This chapter demonstrates that the anlaysis of chapter 1 has been,
historically, reproduced across much of the academic literature on Prevent.
This literature, it will be argued, often sees the ‘solution’ to Prevent as
the separation of its security and identity strands. It therefore positions
the two strands as ‘separable’, failing to go beyond the questions that the
policy itself asks. It can thus be argued that the academic literature, even
when critical, has failed to develop an account of Prevent that conceptually
grasps the relationship between security and identity established in the
policy.

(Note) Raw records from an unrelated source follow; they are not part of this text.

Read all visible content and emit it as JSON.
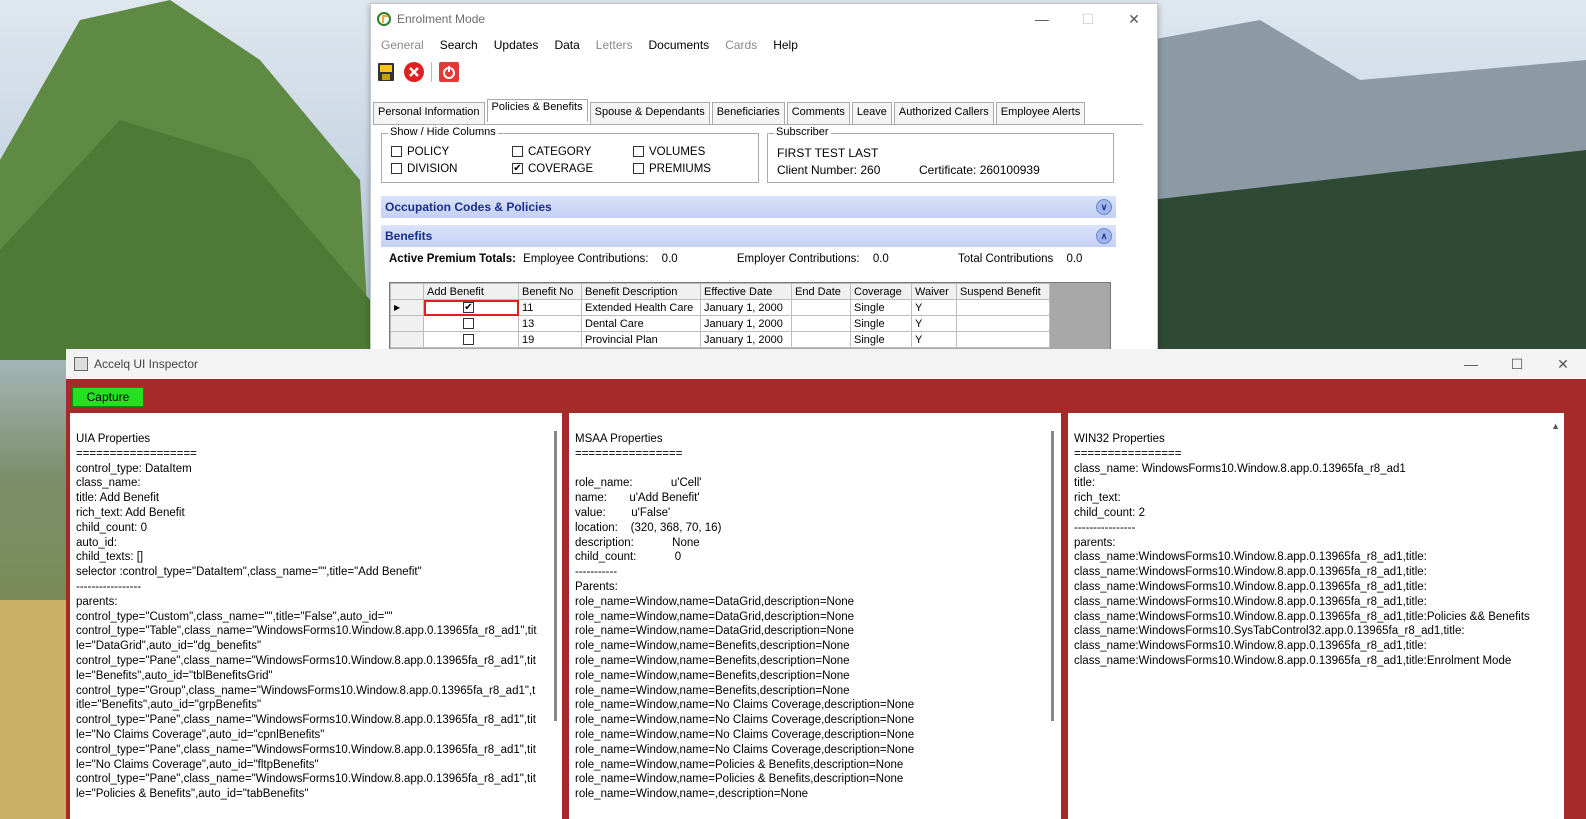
{
  "enrolment": {
    "title": "Enrolment Mode",
    "menu": [
      {
        "label": "General",
        "enabled": false
      },
      {
        "label": "Search",
        "enabled": true
      },
      {
        "label": "Updates",
        "enabled": true
      },
      {
        "label": "Data",
        "enabled": true
      },
      {
        "label": "Letters",
        "enabled": false
      },
      {
        "label": "Documents",
        "enabled": true
      },
      {
        "label": "Cards",
        "enabled": false
      },
      {
        "label": "Help",
        "enabled": true
      }
    ],
    "tabs": [
      "Personal Information",
      "Policies & Benefits",
      "Spouse & Dependants",
      "Beneficiaries",
      "Comments",
      "Leave",
      "Authorized Callers",
      "Employee Alerts"
    ],
    "active_tab": "Policies & Benefits",
    "show_hide": {
      "legend": "Show / Hide Columns",
      "options": [
        {
          "label": "POLICY",
          "checked": false
        },
        {
          "label": "CATEGORY",
          "checked": false
        },
        {
          "label": "VOLUMES",
          "checked": false
        },
        {
          "label": "DIVISION",
          "checked": false
        },
        {
          "label": "COVERAGE",
          "checked": true
        },
        {
          "label": "PREMIUMS",
          "checked": false
        }
      ]
    },
    "subscriber": {
      "legend": "Subscriber",
      "name": "FIRST TEST LAST",
      "client_label": "Client Number:",
      "client_number": "260",
      "cert_label": "Certificate:",
      "certificate": "260100939"
    },
    "occupation_header": "Occupation Codes & Policies",
    "benefits_header": "Benefits",
    "totals": {
      "label": "Active Premium Totals:",
      "employee_label": "Employee Contributions:",
      "employee": "0.0",
      "employer_label": "Employer Contributions:",
      "employer": "0.0",
      "total_label": "Total Contributions",
      "total": "0.0"
    },
    "grid": {
      "columns": [
        "Add Benefit",
        "Benefit No",
        "Benefit Description",
        "Effective Date",
        "End Date",
        "Coverage",
        "Waiver",
        "Suspend Benefit"
      ],
      "rows": [
        {
          "checked": true,
          "no": "11",
          "desc": "Extended Health Care",
          "eff": "January 1, 2000",
          "end": "",
          "cov": "Single",
          "waiver": "Y",
          "suspend": ""
        },
        {
          "checked": false,
          "no": "13",
          "desc": "Dental Care",
          "eff": "January 1, 2000",
          "end": "",
          "cov": "Single",
          "waiver": "Y",
          "suspend": ""
        },
        {
          "checked": false,
          "no": "19",
          "desc": "Provincial Plan",
          "eff": "January 1, 2000",
          "end": "",
          "cov": "Single",
          "waiver": "Y",
          "suspend": ""
        }
      ]
    }
  },
  "inspector": {
    "title": "Accelq UI Inspector",
    "capture_label": "Capture",
    "uia": "UIA Properties\n==================\ncontrol_type: DataItem\nclass_name:\ntitle: Add Benefit\nrich_text: Add Benefit\nchild_count: 0\nauto_id:\nchild_texts: []\nselector :control_type=\"DataItem\",class_name=\"\",title=\"Add Benefit\"\n-----------------\nparents:\ncontrol_type=\"Custom\",class_name=\"\",title=\"False\",auto_id=\"\"\ncontrol_type=\"Table\",class_name=\"WindowsForms10.Window.8.app.0.13965fa_r8_ad1\",tit\nle=\"DataGrid\",auto_id=\"dg_benefits\"\ncontrol_type=\"Pane\",class_name=\"WindowsForms10.Window.8.app.0.13965fa_r8_ad1\",tit\nle=\"Benefits\",auto_id=\"tblBenefitsGrid\"\ncontrol_type=\"Group\",class_name=\"WindowsForms10.Window.8.app.0.13965fa_r8_ad1\",t\nitle=\"Benefits\",auto_id=\"grpBenefits\"\ncontrol_type=\"Pane\",class_name=\"WindowsForms10.Window.8.app.0.13965fa_r8_ad1\",tit\nle=\"No Claims Coverage\",auto_id=\"cpnlBenefits\"\ncontrol_type=\"Pane\",class_name=\"WindowsForms10.Window.8.app.0.13965fa_r8_ad1\",tit\nle=\"No Claims Coverage\",auto_id=\"fltpBenefits\"\ncontrol_type=\"Pane\",class_name=\"WindowsForms10.Window.8.app.0.13965fa_r8_ad1\",tit\nle=\"Policies & Benefits\",auto_id=\"tabBenefits\"",
    "msaa": "MSAA Properties\n================\n\nrole_name:            u'Cell'\nname:       u'Add Benefit'\nvalue:        u'False'\nlocation:    (320, 368, 70, 16)\ndescription:            None\nchild_count:            0\n-----------\nParents:\nrole_name=Window,name=DataGrid,description=None\nrole_name=Window,name=DataGrid,description=None\nrole_name=Window,name=DataGrid,description=None\nrole_name=Window,name=Benefits,description=None\nrole_name=Window,name=Benefits,description=None\nrole_name=Window,name=Benefits,description=None\nrole_name=Window,name=Benefits,description=None\nrole_name=Window,name=No Claims Coverage,description=None\nrole_name=Window,name=No Claims Coverage,description=None\nrole_name=Window,name=No Claims Coverage,description=None\nrole_name=Window,name=No Claims Coverage,description=None\nrole_name=Window,name=Policies & Benefits,description=None\nrole_name=Window,name=Policies & Benefits,description=None\nrole_name=Window,name=,description=None",
    "win32": "WIN32 Properties\n================\nclass_name: WindowsForms10.Window.8.app.0.13965fa_r8_ad1\ntitle:\nrich_text:\nchild_count: 2\n----------------\nparents:\nclass_name:WindowsForms10.Window.8.app.0.13965fa_r8_ad1,title:\nclass_name:WindowsForms10.Window.8.app.0.13965fa_r8_ad1,title:\nclass_name:WindowsForms10.Window.8.app.0.13965fa_r8_ad1,title:\nclass_name:WindowsForms10.Window.8.app.0.13965fa_r8_ad1,title:\nclass_name:WindowsForms10.Window.8.app.0.13965fa_r8_ad1,title:Policies && Benefits\nclass_name:WindowsForms10.SysTabControl32.app.0.13965fa_r8_ad1,title:\nclass_name:WindowsForms10.Window.8.app.0.13965fa_r8_ad1,title:\nclass_name:WindowsForms10.Window.8.app.0.13965fa_r8_ad1,title:Enrolment Mode"
  },
  "colors": {
    "inspector_bg": "#a52a2a",
    "capture_bg": "#21e121",
    "section_text": "#1a2e8c"
  }
}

This chapter then analyses two approaches to Prevent, emergent
within the literature, that provide a means of moving beyond this position:
first, an approach that argues Prevent has produced Muslims in the UK as a
‘suspect community’, and second, an approach that argues Prevent represents
a strategy of counter-insurgency.
This chapter explores the reasons for the state of surprise, sketching them out from the starting point of the significant impact of the collapse of the USSR on Western understandings of Russia. It also explores the practical ramifications for the decline of Russia as a political priority on the wider political stage. The chapter outlines some of the problems of the current mainstream discussion of Russia, which is drowning in a discourse of speculation and rumour, 'Putinology' and historical analogies. Despite the dominance of transitological/regime question approach and the perceived eccentricity of Kremlinology, for many it has remained a truism of Russian political life that the final decisions are made behind the closed doors of the Kremlin. In fact, the collapse of the USSR has had serious ramifications for the study of Russia in the West, resulting in a major reassessment of Soviet studies, often bitter and acrimonious.